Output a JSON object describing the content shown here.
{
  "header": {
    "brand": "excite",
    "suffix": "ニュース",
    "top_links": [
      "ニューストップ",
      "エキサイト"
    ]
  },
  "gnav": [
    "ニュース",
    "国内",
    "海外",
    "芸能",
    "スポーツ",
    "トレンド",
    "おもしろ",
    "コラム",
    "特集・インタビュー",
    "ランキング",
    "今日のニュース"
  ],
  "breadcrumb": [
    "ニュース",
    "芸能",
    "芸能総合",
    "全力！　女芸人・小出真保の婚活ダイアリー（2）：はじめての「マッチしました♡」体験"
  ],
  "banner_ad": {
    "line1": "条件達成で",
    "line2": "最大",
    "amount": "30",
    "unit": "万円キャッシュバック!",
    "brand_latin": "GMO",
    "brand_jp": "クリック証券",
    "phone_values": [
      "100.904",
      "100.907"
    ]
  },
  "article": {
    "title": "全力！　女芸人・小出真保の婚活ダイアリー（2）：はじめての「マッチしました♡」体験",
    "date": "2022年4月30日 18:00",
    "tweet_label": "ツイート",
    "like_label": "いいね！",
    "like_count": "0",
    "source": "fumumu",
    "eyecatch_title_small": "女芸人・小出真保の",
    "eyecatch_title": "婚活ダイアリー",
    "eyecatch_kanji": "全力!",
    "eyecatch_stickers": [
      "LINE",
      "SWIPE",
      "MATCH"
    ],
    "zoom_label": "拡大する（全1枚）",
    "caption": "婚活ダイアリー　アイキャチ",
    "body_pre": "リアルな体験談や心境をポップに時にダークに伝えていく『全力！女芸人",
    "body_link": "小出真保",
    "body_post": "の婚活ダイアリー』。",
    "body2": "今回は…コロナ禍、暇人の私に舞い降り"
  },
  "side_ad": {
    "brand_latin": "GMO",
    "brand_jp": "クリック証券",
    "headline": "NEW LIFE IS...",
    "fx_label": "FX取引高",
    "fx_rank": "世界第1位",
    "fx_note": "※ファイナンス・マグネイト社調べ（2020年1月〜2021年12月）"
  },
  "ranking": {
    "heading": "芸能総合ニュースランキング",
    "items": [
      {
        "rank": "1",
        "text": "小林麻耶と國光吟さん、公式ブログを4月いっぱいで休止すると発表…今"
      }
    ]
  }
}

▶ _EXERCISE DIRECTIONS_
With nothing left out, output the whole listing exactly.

▶ _SOLUTION FOR THIS EXERCISE_
Output a JSON object describing the content shown here.
{
  "header": {
    "brand": "excite",
    "suffix": "ニュース",
    "top_links": [
      "ニューストップ",
      "エキサイト"
    ]
  },
  "gnav": [
    "ニュース",
    "国内",
    "海外",
    "芸能",
    "スポーツ",
    "トレンド",
    "おもしろ",
    "コラム",
    "特集・インタビュー",
    "ランキング",
    "今日のニュース"
  ],
  "breadcrumb": [
    "ニュース",
    "芸能",
    "芸能総合",
    "全力！　女芸人・小出真保の婚活ダイアリー（2）：はじめての「マッチしました♡」体験"
  ],
  "banner_ad": {
    "line1": "条件達成で",
    "line2": "最大",
    "amount": "30",
    "unit": "万円キャッシュバック!",
    "brand_latin": "GMO",
    "brand_jp": "クリック証券",
    "phone_values": [
      "100.904",
      "100.907"
    ]
  },
  "article": {
    "title": "全力！　女芸人・小出真保の婚活ダイアリー（2）：はじめての「マッチしました♡」体験",
    "date": "2022年4月30日 18:00",
    "tweet_label": "ツイート",
    "like_label": "いいね！",
    "like_count": "0",
    "source": "fumumu",
    "eyecatch_title_small": "女芸人・小出真保の",
    "eyecatch_title": "婚活ダイアリー",
    "eyecatch_kanji": "全力!",
    "eyecatch_stickers": [
      "LINE",
      "SWIPE",
      "MATCH"
    ],
    "zoom_label": "拡大する（全1枚）",
    "caption": "婚活ダイアリー　アイキャチ",
    "body_pre": "リアルな体験談や心境をポップに時にダークに伝えていく『全力！女芸人",
    "body_link": "小出真保",
    "body_post": "の婚活ダイアリー』。",
    "body2": "今回は…コロナ禍、暇人の私に舞い降り"
  },
  "side_ad": {
    "brand_latin": "GMO",
    "brand_jp": "クリック証券",
    "headline": "NEW LIFE IS...",
    "fx_label": "FX取引高",
    "fx_rank": "世界第1位",
    "fx_note": "※ファイナンス・マグネイト社調べ（2020年1月〜2021年12月）"
  },
  "ranking": {
    "heading": "芸能総合ニュースランキング",
    "items": [
      {
        "rank": "1",
        "text": "小林麻耶と國光吟さん、公式ブログを4月いっぱいで休止すると発表…今"
      }
    ]
  }
}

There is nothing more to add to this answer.